The morning was spent mattress-running (for Hyatt Diamond status) once again – after eating breakfast at Hyatt Place Santiago, I took an uber to Grand Hyatt Santiago. Mattress-running can be quite unpleasant. After arriving at the Hyatt Place Santiago (which is quite perfectly decent) and deciding it’s a zoo, I cancelled my last night with the Hyatt Place and rebooked my last night with the Grand Hyatt instead. What was a 5 min uber ride turned into quite a joyride, because the Uber app actually redirected the driver to some other place. Yikes!

The Grand Hyatt is much more conveniently located. The Santiago metro station is about 1km (~0.6miles) away from the nearest subway system, so after settling into my room for a bit, I ventured out. The area around the Hyatts is mostly office space, and a large mall, but the area near the metro station has some nice looking cafes.

Santiago Metro

Santiago Metro

Arriving at the Manquehue metro station, after some mad gesturing on my part, I managed to get myself a BIP (their metro card) and got it recharged for enough money to take me to town. After studying the metro map for a bit, I concluded the Plaza de Armas station will allow me to hit most of the central attractions.

Taking the metro in Santiago was an amazing experience. I’m not sure if this is a regular feature, or a standard feature, but they had the poetry of the most famous Chilean poets plastered along the interior of the metro car, so you can read some poetry on your train ride, should you have forgotten to take your reading material. This was also a reminder for me to go get a copy of Pablo Neruda’s works. Exiting the metro car at Plaza de Armas station, they also have a little branch of the Santiago library network for those who wish to borrow/return books. It’s really an excellent system if you want to encourage more literacy in a culture.

Love the little library at Plaza Armas Metro station, Santiago

I actually just walked around the town square for a little bit, around the Catedral Metropolitana de Santiago and the post office. These are very imposing structures, and in the main square, there’s a nice little pavilion, where a very intense chess tournament was going on at this point. Taking a right street, there were shops on both sides of the street. Some of these doors actually opened into large modern malls. Santiago has some cool traffic signals. When the man turns green, the LEDs actually move, to reflect how much time you have left for the crossing. For instance, when you’re left with less than ten seconds, the LED will start making rapid long strides to urge some urgency in your crossing. Also, I don’t quite know what to make of Santiago. I tried to walk towards the market, but as I was doing that, through some mad gesturing, some cops on patrol indicated to me that the area is not safe, not particularly because I had my camera slinging around.

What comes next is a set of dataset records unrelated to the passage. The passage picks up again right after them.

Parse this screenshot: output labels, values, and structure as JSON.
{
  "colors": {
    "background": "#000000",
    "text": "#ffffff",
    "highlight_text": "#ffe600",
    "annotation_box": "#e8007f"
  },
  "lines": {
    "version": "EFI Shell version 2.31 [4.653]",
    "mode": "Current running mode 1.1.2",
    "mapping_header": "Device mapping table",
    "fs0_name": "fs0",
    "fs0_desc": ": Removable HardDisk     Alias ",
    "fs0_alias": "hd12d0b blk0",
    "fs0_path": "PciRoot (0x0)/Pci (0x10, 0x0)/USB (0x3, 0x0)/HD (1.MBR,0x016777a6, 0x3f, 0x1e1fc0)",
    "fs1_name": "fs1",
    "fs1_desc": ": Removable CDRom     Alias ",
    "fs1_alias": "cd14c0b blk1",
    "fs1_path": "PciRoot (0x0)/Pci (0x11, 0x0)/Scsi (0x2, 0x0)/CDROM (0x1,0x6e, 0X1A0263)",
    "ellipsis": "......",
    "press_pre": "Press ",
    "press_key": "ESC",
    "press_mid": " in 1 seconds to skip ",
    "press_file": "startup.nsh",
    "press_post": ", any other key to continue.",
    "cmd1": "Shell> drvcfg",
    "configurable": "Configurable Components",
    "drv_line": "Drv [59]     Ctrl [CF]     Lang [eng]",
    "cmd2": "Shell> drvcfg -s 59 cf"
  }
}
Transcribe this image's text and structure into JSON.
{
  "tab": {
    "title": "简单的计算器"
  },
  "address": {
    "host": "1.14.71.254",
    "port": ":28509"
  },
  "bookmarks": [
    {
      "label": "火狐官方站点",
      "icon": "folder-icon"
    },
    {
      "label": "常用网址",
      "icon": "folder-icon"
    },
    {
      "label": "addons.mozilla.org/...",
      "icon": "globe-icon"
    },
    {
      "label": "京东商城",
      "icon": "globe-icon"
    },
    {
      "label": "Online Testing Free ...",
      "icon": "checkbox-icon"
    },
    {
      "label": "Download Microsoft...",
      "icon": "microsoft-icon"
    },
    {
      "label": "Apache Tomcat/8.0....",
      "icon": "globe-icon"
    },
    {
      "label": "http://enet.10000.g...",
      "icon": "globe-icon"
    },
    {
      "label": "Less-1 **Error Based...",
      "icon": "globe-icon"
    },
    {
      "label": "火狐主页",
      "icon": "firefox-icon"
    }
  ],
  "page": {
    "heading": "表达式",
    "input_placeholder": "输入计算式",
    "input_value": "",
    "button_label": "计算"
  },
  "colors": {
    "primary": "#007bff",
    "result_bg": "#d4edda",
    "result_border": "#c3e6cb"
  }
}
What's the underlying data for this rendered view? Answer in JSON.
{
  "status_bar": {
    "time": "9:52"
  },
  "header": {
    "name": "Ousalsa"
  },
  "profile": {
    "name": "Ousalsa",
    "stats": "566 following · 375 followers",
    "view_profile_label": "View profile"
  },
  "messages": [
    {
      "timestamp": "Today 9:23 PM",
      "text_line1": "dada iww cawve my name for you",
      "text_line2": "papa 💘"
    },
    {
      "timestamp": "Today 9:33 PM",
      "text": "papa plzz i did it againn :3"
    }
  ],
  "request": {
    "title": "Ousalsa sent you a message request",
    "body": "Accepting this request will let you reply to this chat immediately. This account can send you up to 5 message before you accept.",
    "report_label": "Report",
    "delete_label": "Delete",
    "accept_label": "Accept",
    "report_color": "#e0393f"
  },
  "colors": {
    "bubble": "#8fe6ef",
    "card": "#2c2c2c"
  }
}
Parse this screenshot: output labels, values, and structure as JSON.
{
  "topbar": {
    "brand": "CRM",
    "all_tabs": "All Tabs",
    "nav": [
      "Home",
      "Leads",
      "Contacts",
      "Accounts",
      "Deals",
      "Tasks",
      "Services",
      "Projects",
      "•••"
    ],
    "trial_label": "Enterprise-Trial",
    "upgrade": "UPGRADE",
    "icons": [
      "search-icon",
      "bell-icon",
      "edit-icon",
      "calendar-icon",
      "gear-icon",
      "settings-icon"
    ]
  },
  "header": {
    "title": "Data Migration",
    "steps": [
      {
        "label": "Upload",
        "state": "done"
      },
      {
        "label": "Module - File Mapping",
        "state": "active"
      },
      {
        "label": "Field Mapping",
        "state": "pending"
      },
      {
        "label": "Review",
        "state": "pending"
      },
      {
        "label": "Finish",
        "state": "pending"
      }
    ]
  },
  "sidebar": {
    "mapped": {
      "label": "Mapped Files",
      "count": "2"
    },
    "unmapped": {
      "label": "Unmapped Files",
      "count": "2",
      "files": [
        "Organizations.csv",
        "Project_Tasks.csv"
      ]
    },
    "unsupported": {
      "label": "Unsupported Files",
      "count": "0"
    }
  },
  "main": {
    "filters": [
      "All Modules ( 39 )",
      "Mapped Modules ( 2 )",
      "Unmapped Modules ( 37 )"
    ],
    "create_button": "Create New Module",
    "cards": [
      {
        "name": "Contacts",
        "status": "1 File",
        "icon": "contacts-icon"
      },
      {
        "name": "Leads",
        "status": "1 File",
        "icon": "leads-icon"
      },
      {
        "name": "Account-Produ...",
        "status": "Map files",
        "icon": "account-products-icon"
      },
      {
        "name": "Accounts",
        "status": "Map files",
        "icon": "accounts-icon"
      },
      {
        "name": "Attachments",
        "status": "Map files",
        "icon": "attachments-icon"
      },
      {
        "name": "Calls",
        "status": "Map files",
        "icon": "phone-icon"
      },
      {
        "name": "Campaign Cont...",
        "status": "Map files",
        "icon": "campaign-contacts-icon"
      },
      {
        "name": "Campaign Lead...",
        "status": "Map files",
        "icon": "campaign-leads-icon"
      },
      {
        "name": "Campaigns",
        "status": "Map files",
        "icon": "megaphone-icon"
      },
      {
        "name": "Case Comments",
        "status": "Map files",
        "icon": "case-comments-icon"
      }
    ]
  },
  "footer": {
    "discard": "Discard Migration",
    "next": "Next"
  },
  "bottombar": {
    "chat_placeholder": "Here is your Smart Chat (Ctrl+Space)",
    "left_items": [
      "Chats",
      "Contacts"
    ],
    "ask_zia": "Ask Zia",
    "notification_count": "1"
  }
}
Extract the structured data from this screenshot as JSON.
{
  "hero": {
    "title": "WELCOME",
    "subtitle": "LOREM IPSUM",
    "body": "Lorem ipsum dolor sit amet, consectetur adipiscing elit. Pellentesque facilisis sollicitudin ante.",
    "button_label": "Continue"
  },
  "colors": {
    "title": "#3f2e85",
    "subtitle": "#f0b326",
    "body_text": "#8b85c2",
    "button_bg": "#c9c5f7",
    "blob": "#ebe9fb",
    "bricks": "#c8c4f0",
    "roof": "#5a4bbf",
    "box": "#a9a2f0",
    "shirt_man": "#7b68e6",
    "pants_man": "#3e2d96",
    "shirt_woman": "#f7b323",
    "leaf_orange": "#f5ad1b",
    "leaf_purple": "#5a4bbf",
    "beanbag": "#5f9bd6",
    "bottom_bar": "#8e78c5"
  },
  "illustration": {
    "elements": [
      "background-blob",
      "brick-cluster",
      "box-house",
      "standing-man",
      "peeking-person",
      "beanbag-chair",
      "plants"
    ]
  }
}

Serious chess going on at Plaza Armas, Santiago

Post Office, Santiago

I was getting to the point of fatigue on the trip, and started seeking the familiar, so I simply ducked into the mall, and got some KFC, because I’ve been craving for fried chicken for a while. After stuffing my face, I simply took a metro back to the hotel, and enjoyed the complimentary evening hors d’oeuvres, which was excellent. The Grand Hyatt Club Lounge also offers a gorgeous view of the Andes. As the sun slowly set, I saw the different cars winding down the same snowy hairpins that I descended the night before.

Pedestrian shopping street in downtown Santiago
Animated traffic light, Santiago